With a 1 star out of 5 rating, The Independent has slated the first episode of The Grand Tour’s Season 4 in their review. “The tension has curdled into outright dislike,” Fiona Sturges writes in the headline.
Now, as we told you in our social media roundup, we didn’t think the episode was perfect compared to previous examples, but is it worth 1 star? Not at all. Let’s take apart this review bit by bit and see where Sturges is coming from. But before we start, this is of course an opinion, and should be treated in such a way. We aren’t here to hurl abuse at anyone and want to approach this with the greatest of respect for the writer.
Firstly, Sturges obviously ins’t a fan of Jeremy Clarkson. She describes the trio as an “explosion of egos” that isn’t afraid of offending entire nations. Now, this isn’t entirely false, as the three aren’t exactly afraid of causing the odd controversy. take the Falklands War example in Argentina, or the time when Hammond said ice cream is only for homosexual people. I think it’s fair to say they’re not afraid to rock the boat – excuse the pun. Sturges then makes a joke about the wheels falling off in regards to them using boats.
After questioning The Grand Tour’s definition of ‘Special’, the writer notes the obviously large budget spent on this episode. And yes, obviously a lot of money was spent just on the boats, with Jeremy explaining that his boat alone cost £100,000. But with only two episodes a year and no tent, celebrities, or car review segments, it’s no surprise that they have more money to play with. She explains Clarkson as being ‘self-important’ regarding bringing the historical joke back to Vietnam. I believe she’s taking it too seriously.
Sturges goes on to disregard Clarkson’s historical piece that many of us loved, and calls the trio’s accident-prone boating, where they crash a number of times into other smaller boats and themselves, arrogant and imbecilic. While I don’t know for sure, do you really think that wasn’t all planned? Of course it was. They knew exactly what they were doing, as did the other boaters involved in the film. It’s a testament to the show that Sturges thought it was real.
To conclude the brief review, Sturges writes about the trio’s chemistry:
“There is no chemistry or camaraderie; even the pranks are half-arsed. At no point does anyone look happy in their work. When they hit the South China Sea, where they are met with crashing waves and relentless, painful spray, all three appear positively ashen.”

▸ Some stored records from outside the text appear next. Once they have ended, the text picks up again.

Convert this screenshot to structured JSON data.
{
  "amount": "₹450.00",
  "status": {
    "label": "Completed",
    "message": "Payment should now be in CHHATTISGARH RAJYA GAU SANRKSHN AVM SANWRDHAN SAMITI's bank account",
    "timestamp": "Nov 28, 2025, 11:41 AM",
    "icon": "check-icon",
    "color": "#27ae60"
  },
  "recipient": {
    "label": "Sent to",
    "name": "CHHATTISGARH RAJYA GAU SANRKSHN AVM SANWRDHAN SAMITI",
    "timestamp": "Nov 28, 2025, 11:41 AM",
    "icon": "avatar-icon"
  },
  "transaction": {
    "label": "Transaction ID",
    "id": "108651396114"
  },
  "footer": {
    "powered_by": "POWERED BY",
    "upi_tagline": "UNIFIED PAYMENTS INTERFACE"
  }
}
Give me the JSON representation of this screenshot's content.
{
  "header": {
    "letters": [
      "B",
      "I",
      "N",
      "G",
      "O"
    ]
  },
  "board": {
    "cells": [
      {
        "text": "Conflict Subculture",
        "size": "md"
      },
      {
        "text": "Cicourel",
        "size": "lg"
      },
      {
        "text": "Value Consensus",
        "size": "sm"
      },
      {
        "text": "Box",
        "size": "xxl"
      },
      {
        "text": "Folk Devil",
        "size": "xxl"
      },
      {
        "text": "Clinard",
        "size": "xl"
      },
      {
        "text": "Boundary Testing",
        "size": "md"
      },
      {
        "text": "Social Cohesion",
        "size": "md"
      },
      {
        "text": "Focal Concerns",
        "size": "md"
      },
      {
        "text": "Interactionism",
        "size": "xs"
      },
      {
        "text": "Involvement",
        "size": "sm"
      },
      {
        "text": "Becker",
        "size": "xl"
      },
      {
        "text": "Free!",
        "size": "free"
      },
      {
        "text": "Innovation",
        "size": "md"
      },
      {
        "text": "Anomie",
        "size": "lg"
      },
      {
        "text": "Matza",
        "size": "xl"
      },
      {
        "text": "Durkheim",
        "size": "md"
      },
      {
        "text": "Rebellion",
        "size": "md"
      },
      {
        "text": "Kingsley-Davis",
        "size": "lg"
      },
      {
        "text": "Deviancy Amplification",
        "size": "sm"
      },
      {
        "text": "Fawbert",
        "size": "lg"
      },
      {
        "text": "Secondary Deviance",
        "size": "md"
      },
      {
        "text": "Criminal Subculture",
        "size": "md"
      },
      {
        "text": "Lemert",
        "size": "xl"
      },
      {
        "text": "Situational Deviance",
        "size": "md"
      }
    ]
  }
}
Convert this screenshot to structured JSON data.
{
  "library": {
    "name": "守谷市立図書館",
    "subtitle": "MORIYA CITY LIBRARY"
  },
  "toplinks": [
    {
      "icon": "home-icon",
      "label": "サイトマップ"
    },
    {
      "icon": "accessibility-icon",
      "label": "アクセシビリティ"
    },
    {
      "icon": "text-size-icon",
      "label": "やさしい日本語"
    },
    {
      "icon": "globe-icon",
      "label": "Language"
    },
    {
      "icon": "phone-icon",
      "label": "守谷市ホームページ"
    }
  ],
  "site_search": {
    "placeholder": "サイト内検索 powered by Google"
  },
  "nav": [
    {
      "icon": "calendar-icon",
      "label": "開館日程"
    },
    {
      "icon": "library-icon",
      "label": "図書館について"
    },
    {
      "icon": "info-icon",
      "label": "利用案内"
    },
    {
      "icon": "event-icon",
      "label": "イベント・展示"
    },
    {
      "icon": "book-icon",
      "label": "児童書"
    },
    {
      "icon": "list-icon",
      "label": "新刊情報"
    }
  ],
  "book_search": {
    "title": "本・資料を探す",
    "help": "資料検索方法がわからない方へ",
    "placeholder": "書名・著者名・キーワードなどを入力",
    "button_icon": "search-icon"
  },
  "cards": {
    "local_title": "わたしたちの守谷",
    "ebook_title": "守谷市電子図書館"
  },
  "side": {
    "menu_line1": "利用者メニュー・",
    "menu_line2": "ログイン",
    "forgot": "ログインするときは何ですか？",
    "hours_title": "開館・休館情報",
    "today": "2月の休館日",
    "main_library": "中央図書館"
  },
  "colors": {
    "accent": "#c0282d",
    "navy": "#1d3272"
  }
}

I don’t think she’s entirely wrong here. Personally, I felt like they weren’t feeling themselves, but on hearing about how dangerous and problematic filming for this episode was, I’m not surprised that they weren’t completely feeling it. This however, reflects the danger of the trip and how difficult it was to actually pull off. And it did mean that some parts of the film weren’t filled with laughs, but neither was the filming.
“The Grand Tour on wheels has its problems,” she says,”but this one’s dead in the water.”
As someone who writes about The Grand Tour most days and keeps up with all the latest news and rumours, I’m not surprised the first episode wasn’t perfect. But if I didn’t know everything that went on behind the scenes, I think it’s realistic to feel the way Sturges is coming across in her writing.
What do you think? Let us know your thoughts on the episode and if you agree with any of the points made here.